All of the entries should be written out again exactly.

Available records:

------------------------------------

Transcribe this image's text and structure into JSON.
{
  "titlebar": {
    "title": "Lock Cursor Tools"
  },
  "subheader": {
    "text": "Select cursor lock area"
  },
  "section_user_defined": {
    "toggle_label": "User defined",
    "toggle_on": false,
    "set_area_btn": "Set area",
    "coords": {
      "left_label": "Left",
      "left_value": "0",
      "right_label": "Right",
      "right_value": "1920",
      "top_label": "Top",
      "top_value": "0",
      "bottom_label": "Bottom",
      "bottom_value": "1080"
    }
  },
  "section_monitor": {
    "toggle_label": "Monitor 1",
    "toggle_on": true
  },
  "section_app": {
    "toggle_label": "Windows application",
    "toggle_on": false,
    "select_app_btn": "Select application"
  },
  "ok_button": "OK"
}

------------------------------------

Answer to this problem:
Transcribe this image's text and structure into JSON.
{
  "titlebar": {
    "title": "Lock Cursor Tools"
  },
  "subheader": {
    "text": "Select cursor lock area"
  },
  "section_user_defined": {
    "toggle_label": "User defined",
    "toggle_on": false,
    "set_area_btn": "Set area",
    "coords": {
      "left_label": "Left",
      "left_value": "0",
      "right_label": "Right",
      "right_value": "1920",
      "top_label": "Top",
      "top_value": "0",
      "bottom_label": "Bottom",
      "bottom_value": "1080"
    }
  },
  "section_monitor": {
    "toggle_label": "Monitor 1",
    "toggle_on": true
  },
  "section_app": {
    "toggle_label": "Windows application",
    "toggle_on": false,
    "select_app_btn": "Select application"
  },
  "ok_button": "OK"
}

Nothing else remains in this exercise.